## What you should do
Except for the pictures, retype the records that follow exactly.

[Collection entries]

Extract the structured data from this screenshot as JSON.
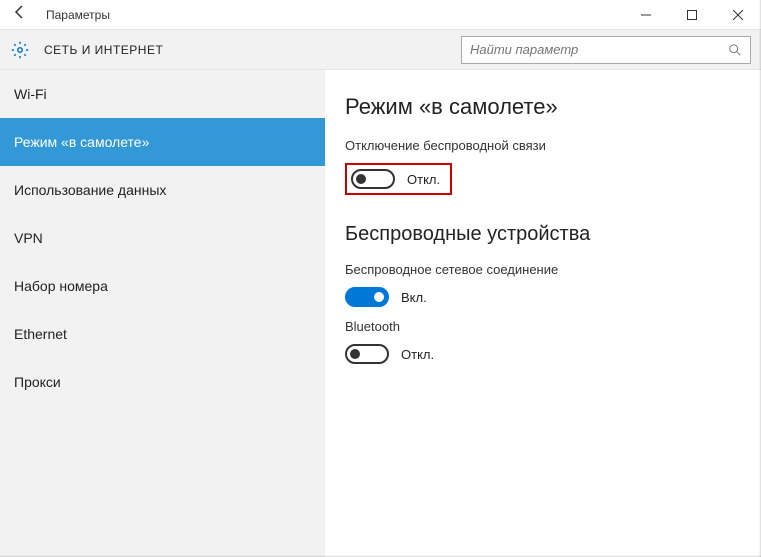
{
  "titlebar": {
    "title": "Параметры"
  },
  "header": {
    "title": "СЕТЬ И ИНТЕРНЕТ",
    "search_placeholder": "Найти параметр"
  },
  "sidebar": {
    "items": [
      {
        "label": "Wi-Fi"
      },
      {
        "label": "Режим «в самолете»"
      },
      {
        "label": "Использование данных"
      },
      {
        "label": "VPN"
      },
      {
        "label": "Набор номера"
      },
      {
        "label": "Ethernet"
      },
      {
        "label": "Прокси"
      }
    ],
    "active_index": 1
  },
  "main": {
    "h1": "Режим «в самолете»",
    "desc": "Отключение беспроводной связи",
    "airplane_toggle_label": "Откл.",
    "h2": "Беспроводные устройства",
    "wireless_label": "Беспроводное сетевое соединение",
    "wireless_toggle_label": "Вкл.",
    "bluetooth_label": "Bluetooth",
    "bluetooth_toggle_label": "Откл."
  },
  "colors": {
    "accent": "#0078d7",
    "highlight": "#c00",
    "selection": "#3399d6"
  }
}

## Finished task
Extract the structured data from this screenshot as JSON.
{
  "titlebar": {
    "title": "Параметры"
  },
  "header": {
    "title": "СЕТЬ И ИНТЕРНЕТ",
    "search_placeholder": "Найти параметр"
  },
  "sidebar": {
    "items": [
      {
        "label": "Wi-Fi"
      },
      {
        "label": "Режим «в самолете»"
      },
      {
        "label": "Использование данных"
      },
      {
        "label": "VPN"
      },
      {
        "label": "Набор номера"
      },
      {
        "label": "Ethernet"
      },
      {
        "label": "Прокси"
      }
    ],
    "active_index": 1
  },
  "main": {
    "h1": "Режим «в самолете»",
    "desc": "Отключение беспроводной связи",
    "airplane_toggle_label": "Откл.",
    "h2": "Беспроводные устройства",
    "wireless_label": "Беспроводное сетевое соединение",
    "wireless_toggle_label": "Вкл.",
    "bluetooth_label": "Bluetooth",
    "bluetooth_toggle_label": "Откл."
  },
  "colors": {
    "accent": "#0078d7",
    "highlight": "#c00",
    "selection": "#3399d6"
  }
}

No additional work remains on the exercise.